Available data:
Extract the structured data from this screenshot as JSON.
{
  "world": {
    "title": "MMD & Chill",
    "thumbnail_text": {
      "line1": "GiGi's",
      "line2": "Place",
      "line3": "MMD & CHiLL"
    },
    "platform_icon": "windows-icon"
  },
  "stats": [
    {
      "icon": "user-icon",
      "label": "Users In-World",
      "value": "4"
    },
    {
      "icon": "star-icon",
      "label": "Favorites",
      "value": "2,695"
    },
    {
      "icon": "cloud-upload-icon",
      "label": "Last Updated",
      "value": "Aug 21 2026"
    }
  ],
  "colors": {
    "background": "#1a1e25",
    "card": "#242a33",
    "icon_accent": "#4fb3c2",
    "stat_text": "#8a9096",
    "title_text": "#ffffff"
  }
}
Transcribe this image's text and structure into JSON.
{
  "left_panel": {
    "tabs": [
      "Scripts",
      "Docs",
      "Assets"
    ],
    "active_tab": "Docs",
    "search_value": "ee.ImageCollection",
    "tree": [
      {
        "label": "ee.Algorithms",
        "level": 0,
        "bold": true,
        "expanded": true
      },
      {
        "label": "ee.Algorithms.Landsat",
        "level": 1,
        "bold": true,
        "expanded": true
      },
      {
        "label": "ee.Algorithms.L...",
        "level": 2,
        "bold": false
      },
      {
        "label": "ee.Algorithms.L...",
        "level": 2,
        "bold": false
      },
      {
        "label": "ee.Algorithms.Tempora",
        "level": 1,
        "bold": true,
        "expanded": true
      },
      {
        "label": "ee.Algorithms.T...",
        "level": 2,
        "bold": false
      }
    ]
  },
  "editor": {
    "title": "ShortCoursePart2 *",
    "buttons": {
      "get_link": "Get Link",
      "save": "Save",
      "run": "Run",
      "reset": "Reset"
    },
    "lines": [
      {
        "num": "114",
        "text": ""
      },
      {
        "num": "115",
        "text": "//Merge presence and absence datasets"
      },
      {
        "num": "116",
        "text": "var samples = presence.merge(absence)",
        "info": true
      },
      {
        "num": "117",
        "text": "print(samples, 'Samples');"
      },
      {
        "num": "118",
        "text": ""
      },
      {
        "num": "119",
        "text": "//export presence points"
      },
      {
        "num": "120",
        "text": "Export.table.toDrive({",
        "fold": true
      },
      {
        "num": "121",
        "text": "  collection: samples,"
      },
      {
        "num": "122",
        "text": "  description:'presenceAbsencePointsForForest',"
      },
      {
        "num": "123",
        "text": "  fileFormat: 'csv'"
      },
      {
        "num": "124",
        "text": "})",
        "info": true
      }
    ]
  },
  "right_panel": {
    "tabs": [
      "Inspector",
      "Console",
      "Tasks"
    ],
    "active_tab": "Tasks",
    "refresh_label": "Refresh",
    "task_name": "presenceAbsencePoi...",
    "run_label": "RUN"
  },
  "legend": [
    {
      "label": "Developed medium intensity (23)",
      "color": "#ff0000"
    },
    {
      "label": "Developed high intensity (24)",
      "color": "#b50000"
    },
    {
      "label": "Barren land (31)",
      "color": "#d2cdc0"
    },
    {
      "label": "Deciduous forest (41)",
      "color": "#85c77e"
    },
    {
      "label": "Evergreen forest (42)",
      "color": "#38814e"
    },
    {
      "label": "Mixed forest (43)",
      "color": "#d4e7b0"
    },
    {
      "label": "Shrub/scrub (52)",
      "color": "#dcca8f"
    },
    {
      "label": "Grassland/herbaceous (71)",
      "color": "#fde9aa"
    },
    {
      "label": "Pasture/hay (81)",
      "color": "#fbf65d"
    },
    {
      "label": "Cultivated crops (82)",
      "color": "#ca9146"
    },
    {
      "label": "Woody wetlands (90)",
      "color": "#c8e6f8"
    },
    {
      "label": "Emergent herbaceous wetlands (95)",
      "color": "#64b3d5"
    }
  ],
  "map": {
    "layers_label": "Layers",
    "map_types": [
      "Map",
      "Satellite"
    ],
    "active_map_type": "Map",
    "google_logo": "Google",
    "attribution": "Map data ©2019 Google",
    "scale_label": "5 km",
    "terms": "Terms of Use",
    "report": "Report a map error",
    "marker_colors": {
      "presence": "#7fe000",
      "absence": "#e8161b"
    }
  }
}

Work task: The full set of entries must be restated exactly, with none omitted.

Answer for the task:
Extract the structured data from this screenshot as JSON.
{
  "world": {
    "title": "MMD & Chill",
    "thumbnail_text": {
      "line1": "GiGi's",
      "line2": "Place",
      "line3": "MMD & CHiLL"
    },
    "platform_icon": "windows-icon"
  },
  "stats": [
    {
      "icon": "user-icon",
      "label": "Users In-World",
      "value": "4"
    },
    {
      "icon": "star-icon",
      "label": "Favorites",
      "value": "2,695"
    },
    {
      "icon": "cloud-upload-icon",
      "label": "Last Updated",
      "value": "Aug 21 2026"
    }
  ],
  "colors": {
    "background": "#1a1e25",
    "card": "#242a33",
    "icon_accent": "#4fb3c2",
    "stat_text": "#8a9096",
    "title_text": "#ffffff"
  }
}
Transcribe this image's text and structure into JSON.
{
  "left_panel": {
    "tabs": [
      "Scripts",
      "Docs",
      "Assets"
    ],
    "active_tab": "Docs",
    "search_value": "ee.ImageCollection",
    "tree": [
      {
        "label": "ee.Algorithms",
        "level": 0,
        "bold": true,
        "expanded": true
      },
      {
        "label": "ee.Algorithms.Landsat",
        "level": 1,
        "bold": true,
        "expanded": true
      },
      {
        "label": "ee.Algorithms.L...",
        "level": 2,
        "bold": false
      },
      {
        "label": "ee.Algorithms.L...",
        "level": 2,
        "bold": false
      },
      {
        "label": "ee.Algorithms.Tempora",
        "level": 1,
        "bold": true,
        "expanded": true
      },
      {
        "label": "ee.Algorithms.T...",
        "level": 2,
        "bold": false
      }
    ]
  },
  "editor": {
    "title": "ShortCoursePart2 *",
    "buttons": {
      "get_link": "Get Link",
      "save": "Save",
      "run": "Run",
      "reset": "Reset"
    },
    "lines": [
      {
        "num": "114",
        "text": ""
      },
      {
        "num": "115",
        "text": "//Merge presence and absence datasets"
      },
      {
        "num": "116",
        "text": "var samples = presence.merge(absence)",
        "info": true
      },
      {
        "num": "117",
        "text": "print(samples, 'Samples');"
      },
      {
        "num": "118",
        "text": ""
      },
      {
        "num": "119",
        "text": "//export presence points"
      },
      {
        "num": "120",
        "text": "Export.table.toDrive({",
        "fold": true
      },
      {
        "num": "121",
        "text": "  collection: samples,"
      },
      {
        "num": "122",
        "text": "  description:'presenceAbsencePointsForForest',"
      },
      {
        "num": "123",
        "text": "  fileFormat: 'csv'"
      },
      {
        "num": "124",
        "text": "})",
        "info": true
      }
    ]
  },
  "right_panel": {
    "tabs": [
      "Inspector",
      "Console",
      "Tasks"
    ],
    "active_tab": "Tasks",
    "refresh_label": "Refresh",
    "task_name": "presenceAbsencePoi...",
    "run_label": "RUN"
  },
  "legend": [
    {
      "label": "Developed medium intensity (23)",
      "color": "#ff0000"
    },
    {
      "label": "Developed high intensity (24)",
      "color": "#b50000"
    },
    {
      "label": "Barren land (31)",
      "color": "#d2cdc0"
    },
    {
      "label": "Deciduous forest (41)",
      "color": "#85c77e"
    },
    {
      "label": "Evergreen forest (42)",
      "color": "#38814e"
    },
    {
      "label": "Mixed forest (43)",
      "color": "#d4e7b0"
    },
    {
      "label": "Shrub/scrub (52)",
      "color": "#dcca8f"
    },
    {
      "label": "Grassland/herbaceous (71)",
      "color": "#fde9aa"
    },
    {
      "label": "Pasture/hay (81)",
      "color": "#fbf65d"
    },
    {
      "label": "Cultivated crops (82)",
      "color": "#ca9146"
    },
    {
      "label": "Woody wetlands (90)",
      "color": "#c8e6f8"
    },
    {
      "label": "Emergent herbaceous wetlands (95)",
      "color": "#64b3d5"
    }
  ],
  "map": {
    "layers_label": "Layers",
    "map_types": [
      "Map",
      "Satellite"
    ],
    "active_map_type": "Map",
    "google_logo": "Google",
    "attribution": "Map data ©2019 Google",
    "scale_label": "5 km",
    "terms": "Terms of Use",
    "report": "Report a map error",
    "marker_colors": {
      "presence": "#7fe000",
      "absence": "#e8161b"
    }
  }
}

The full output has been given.